“I didn’t freak out. I wasn’t scared. In times like this, you have to roll with the punches,” Coury said. “It was a time for me to reflect and be thankful that I was in a place where I could come back home.”
March not only brought an end to the World Cup for Coury, but the season overall as ski resorts across the world shut down amidst the global health crisis. If not for the pandemic, Coury expected to continue training with her group, Team Utah, until the summer.
“My season wouldn’t have been over until the mountains closed,” she said. “With Snowbird [ski resort], we had so much snow that we would be training into June, easily.”

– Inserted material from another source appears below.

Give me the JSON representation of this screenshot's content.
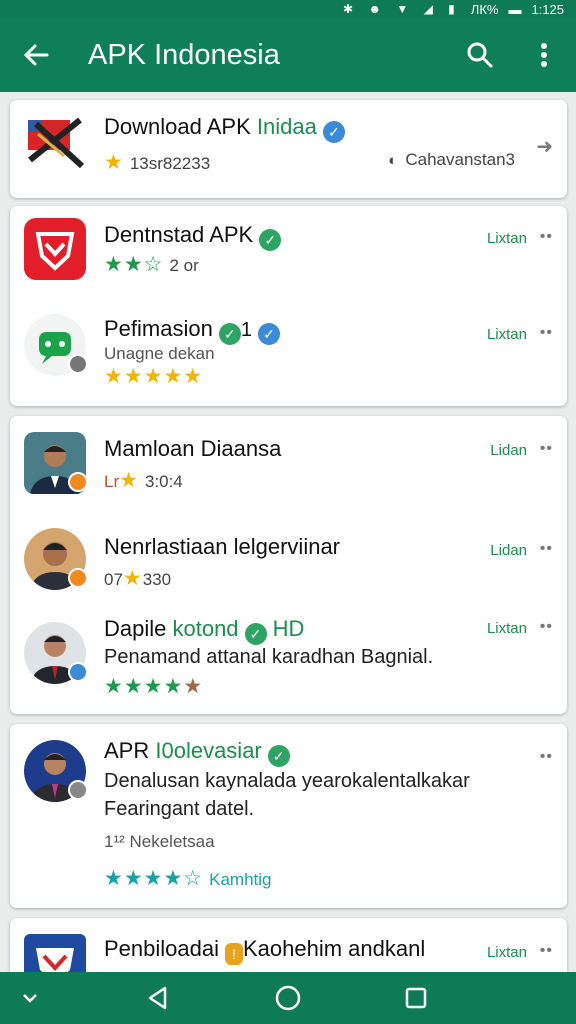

With the ski resorts closed, Coury turned her attention to another pursuit she feels as passionate about as snowboarding. On Monday, March 30 she will start her shifts as a nurse at the University of Utah Hospital in an effort to outrace the fast-spreading virus.

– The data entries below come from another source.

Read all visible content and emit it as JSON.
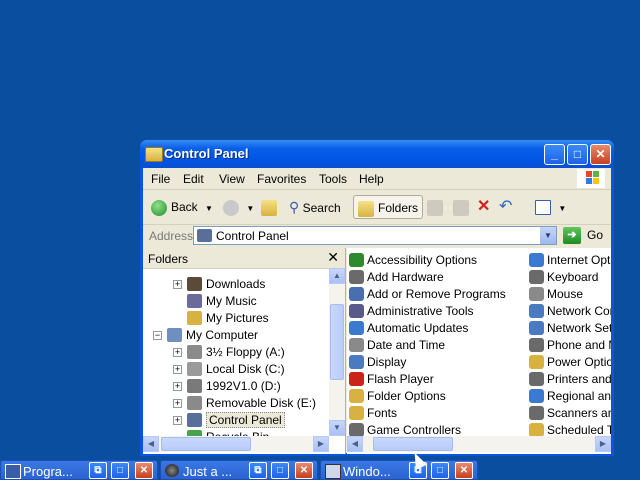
{
  "window": {
    "title": "Control Panel",
    "menu": [
      "File",
      "Edit",
      "View",
      "Favorites",
      "Tools",
      "Help"
    ],
    "toolbar": {
      "back": "Back",
      "search": "Search",
      "folders": "Folders"
    },
    "address": {
      "label": "Address",
      "value": "Control Panel",
      "go": "Go"
    },
    "folders_pane": {
      "title": "Folders",
      "tree": [
        {
          "label": "Downloads",
          "expander": "+",
          "icon": "downloads-icon",
          "color": "#5b4a3a"
        },
        {
          "label": "My Music",
          "expander": "",
          "icon": "my-music-icon",
          "color": "#6b6b9a"
        },
        {
          "label": "My Pictures",
          "expander": "",
          "icon": "my-pictures-icon",
          "color": "#d8b240"
        },
        {
          "label": "My Computer",
          "expander": "−",
          "icon": "my-computer-icon",
          "color": "#6f8fc0"
        },
        {
          "label": "3½ Floppy (A:)",
          "expander": "+",
          "icon": "floppy-icon",
          "color": "#8a8a8a"
        },
        {
          "label": "Local Disk (C:)",
          "expander": "+",
          "icon": "disk-icon",
          "color": "#9a9a9a"
        },
        {
          "label": "1992V1.0 (D:)",
          "expander": "+",
          "icon": "cd-drive-icon",
          "color": "#7a7a7a"
        },
        {
          "label": "Removable Disk (E:)",
          "expander": "+",
          "icon": "removable-disk-icon",
          "color": "#8a8a8a"
        },
        {
          "label": "Control Panel",
          "expander": "+",
          "icon": "control-panel-icon",
          "color": "#5a6e9a",
          "selected": true
        },
        {
          "label": "Recycle Bin",
          "expander": "",
          "icon": "recycle-bin-icon",
          "color": "#4aa24a"
        }
      ]
    },
    "content": {
      "column1": [
        {
          "label": "Accessibility Options",
          "icon": "accessibility-icon",
          "color": "#2f8a2f"
        },
        {
          "label": "Add Hardware",
          "icon": "add-hardware-icon",
          "color": "#6a6a6a"
        },
        {
          "label": "Add or Remove Programs",
          "icon": "add-remove-programs-icon",
          "color": "#4a6fb0"
        },
        {
          "label": "Administrative Tools",
          "icon": "admin-tools-icon",
          "color": "#5a5a8a"
        },
        {
          "label": "Automatic Updates",
          "icon": "updates-icon",
          "color": "#3a7ad0"
        },
        {
          "label": "Date and Time",
          "icon": "date-time-icon",
          "color": "#8a8a8a"
        },
        {
          "label": "Display",
          "icon": "display-icon",
          "color": "#4a7ac0"
        },
        {
          "label": "Flash Player",
          "icon": "flash-icon",
          "color": "#c8241c"
        },
        {
          "label": "Folder Options",
          "icon": "folder-options-icon",
          "color": "#d8b240"
        },
        {
          "label": "Fonts",
          "icon": "fonts-icon",
          "color": "#d8b240"
        },
        {
          "label": "Game Controllers",
          "icon": "game-controller-icon",
          "color": "#6a6a6a"
        }
      ],
      "column2": [
        {
          "label": "Internet Optio",
          "icon": "internet-options-icon",
          "color": "#3a7ad0"
        },
        {
          "label": "Keyboard",
          "icon": "keyboard-icon",
          "color": "#6a6a6a"
        },
        {
          "label": "Mouse",
          "icon": "mouse-icon",
          "color": "#8a8a8a"
        },
        {
          "label": "Network Conn",
          "icon": "network-icon",
          "color": "#4a7ac0"
        },
        {
          "label": "Network Setup",
          "icon": "network-setup-icon",
          "color": "#4a7ac0"
        },
        {
          "label": "Phone and Mo",
          "icon": "phone-icon",
          "color": "#6a6a6a"
        },
        {
          "label": "Power Options",
          "icon": "power-icon",
          "color": "#d8b240"
        },
        {
          "label": "Printers and F",
          "icon": "printer-icon",
          "color": "#6a6a6a"
        },
        {
          "label": "Regional and I",
          "icon": "regional-icon",
          "color": "#3a7ad0"
        },
        {
          "label": "Scanners and",
          "icon": "scanner-icon",
          "color": "#6a6a6a"
        },
        {
          "label": "Scheduled Tas",
          "icon": "scheduled-tasks-icon",
          "color": "#d8b240"
        }
      ]
    }
  },
  "taskbar": [
    {
      "label": "Progra...",
      "icon": "program-icon"
    },
    {
      "label": "Just a ...",
      "icon": "media-icon"
    },
    {
      "label": "Windo...",
      "icon": "windows-icon"
    }
  ]
}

The nursing profession was not a natural match for Coury. As a teenager, she dreamed of becoming a professional snowboarder and never considered going to nursing school.

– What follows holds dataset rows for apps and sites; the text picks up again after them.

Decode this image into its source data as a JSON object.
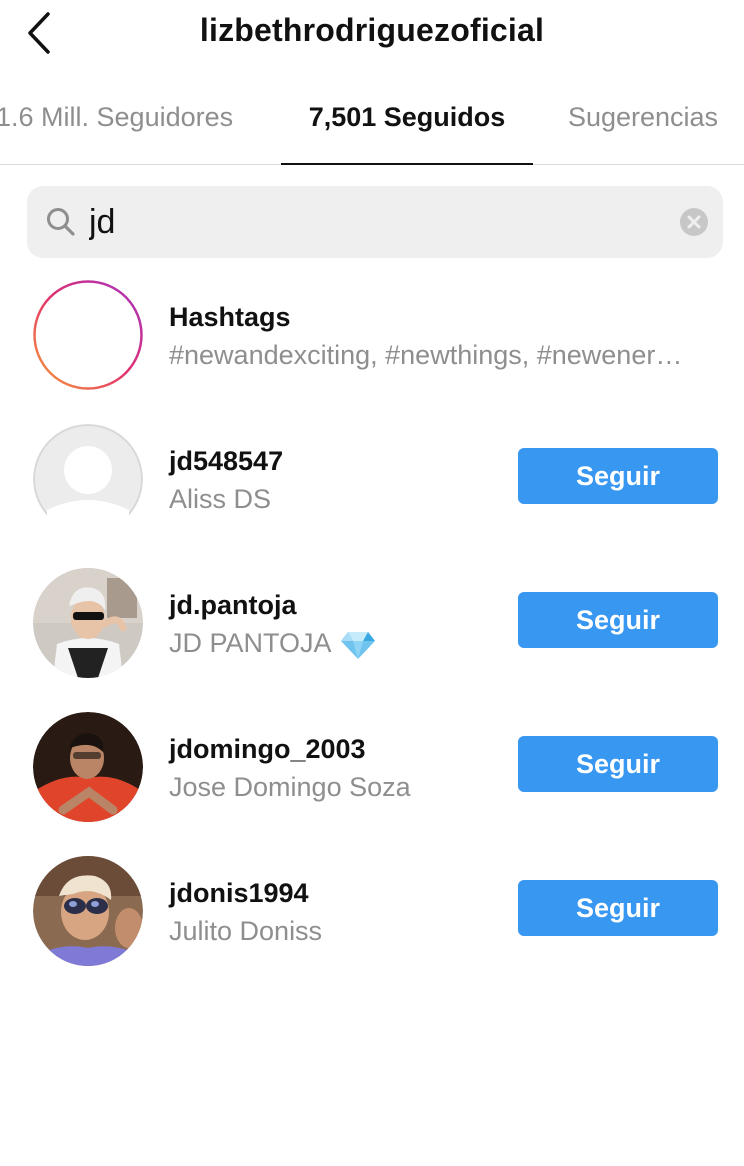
{
  "header": {
    "title": "lizbethrodriguezoficial",
    "back_icon": "chevron-left-icon"
  },
  "tabs": [
    {
      "label": "1.6 Mill. Seguidores",
      "active": false
    },
    {
      "label": "7,501 Seguidos",
      "active": true
    },
    {
      "label": "Sugerencias",
      "active": false
    }
  ],
  "search": {
    "value": "jd",
    "icon": "search-icon",
    "clear_icon": "clear-icon"
  },
  "hashtags": {
    "title": "Hashtags",
    "subtitle": "#newandexciting, #newthings, #newener…",
    "icon": "hashtag-icon"
  },
  "results": [
    {
      "username": "jd548547",
      "fullname": "Aliss DS",
      "button": "Seguir",
      "avatar": "default-avatar"
    },
    {
      "username": "jd.pantoja",
      "fullname": "JD PANTOJA",
      "button": "Seguir",
      "avatar": "photo",
      "emoji": "gem-icon"
    },
    {
      "username": "jdomingo_2003",
      "fullname": "Jose Domingo Soza",
      "button": "Seguir",
      "avatar": "photo"
    },
    {
      "username": "jdonis1994",
      "fullname": "Julito Doniss",
      "button": "Seguir",
      "avatar": "photo"
    }
  ],
  "colors": {
    "follow_button": "#3897f0",
    "secondary_text": "#8e8e8e",
    "search_bg": "#efefef"
  }
}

That changed when she injured her right ankle and underwent eight surgeries in the span of two and a half years.
“During all of my surgeries I had incredible nurses and I’ve had nurses throughout my adult life that have impacted me in such a way that it inspired me to want to become a nurse,” Coury said. “I saw that I could do that for somebody else.”
Coury chose to amputate her leg below the knee in 2011, after which she stopped snowboarding and took up nursing studies instead. It was not until watching the Para snowboard competition at the Sochi 2014 Paralympic Winter Games that she decided to get back on the board.
“I remember being like, ‘oh, I know I can do that. I know I could snowboard at that level. I know I could,’ but at the time I didn’t have a car. I didn’t have access to the mountains and I didn’t have money to go snowboarding,” she recalled.
“When I graduated in 2016, that thought was in the back of my mind that I had to get back on snow. I told myself I would do one race and if I failed epically, that was fine, but if I didn’t do that one race, I knew I was going to live the rest of my life with regret.”
True to her promise, Coury took part in her first Para snowboard race the same year as her graduation. She made her debut at the Dew Tour in December 2016 after just 12 days of learning how to ride with a prosthetic.
A year and two months later, she raced at the PyeongChang 2018 Paralympic Winter Games and took silver in banked slalom.
“Now I’m able to do my passion all year long. I work as a nurse during the summer and then I get to snowboard all winter long,” Coury said. “Snowboarding is what inspired me to want to become a nurse and nursing is what’s allowing me to snowboard.”
Coury knows it will not be business as usual when she goes back to the hospital next week, but she is all about having a positive mindset when things get hard.
“I’m not scared to go to work. I’m not afraid of it. I don’t live my life in fear and I believe that anything that happens is for a reason,” Coury added.
“Wearing a pedometer while doing a 12-hour shift as a nurse, I probably get more steps in a day than most people get in an entire week. If I was in my house for quarantine versus going to work, I’d have to run around my house all day long just to get my steps in.”